▸ Exercise brief:
Review the material line by line. Identify and copy every line that contains the string "name".
###
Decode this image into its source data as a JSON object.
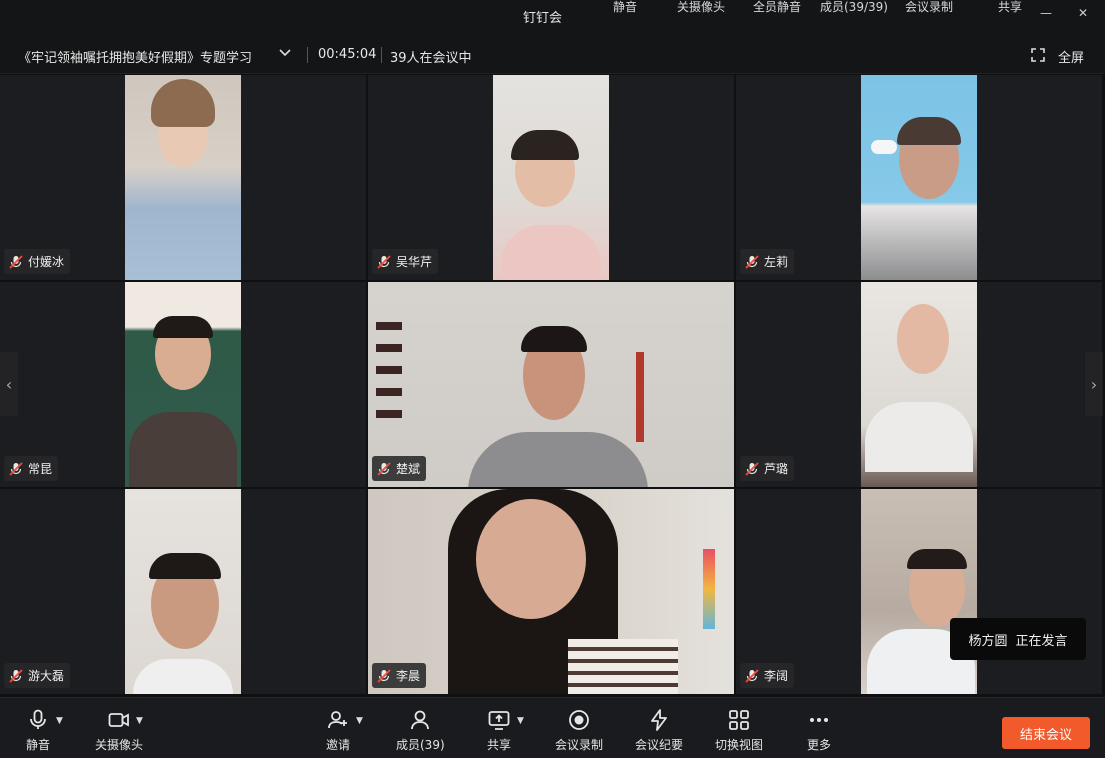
{
  "app": {
    "name": "钉钉会",
    "top_items": [
      "静音",
      "关摄像头",
      "全员静音",
      "成员(39/39)",
      "会议录制",
      "共享"
    ]
  },
  "meeting": {
    "title": "《牢记领袖嘱托拥抱美好假期》专题学习",
    "timer": "00:45:04",
    "participant_count": "39人在会议中",
    "fullscreen_label": "全屏"
  },
  "participants": [
    {
      "name": "付媛冰",
      "muted": true
    },
    {
      "name": "吴华芹",
      "muted": true
    },
    {
      "name": "左莉",
      "muted": true
    },
    {
      "name": "常昆",
      "muted": true
    },
    {
      "name": "楚斌",
      "muted": true
    },
    {
      "name": "芦璐",
      "muted": true
    },
    {
      "name": "游大磊",
      "muted": true
    },
    {
      "name": "李晨",
      "muted": true
    },
    {
      "name": "李阔",
      "muted": true
    }
  ],
  "speaker": {
    "name": "杨方圆",
    "status": "正在发言"
  },
  "toolbar": {
    "mute": "静音",
    "camera": "关摄像头",
    "invite": "邀请",
    "members": "成员(39)",
    "share": "共享",
    "record": "会议录制",
    "minutes": "会议纪要",
    "view": "切换视图",
    "more": "更多",
    "end": "结束会议"
  },
  "colors": {
    "end_button": "#f25a2b",
    "background": "#0f1012"
  }
}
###
▸ Result below:
    "name": "钉钉会",
      "name": "付媛冰",
      "name": "吴华芹",
      "name": "左莉",
      "name": "常昆",
      "name": "楚斌",
      "name": "芦璐",
      "name": "游大磊",
      "name": "李晨",
      "name": "李阔",
    "name": "杨方圆",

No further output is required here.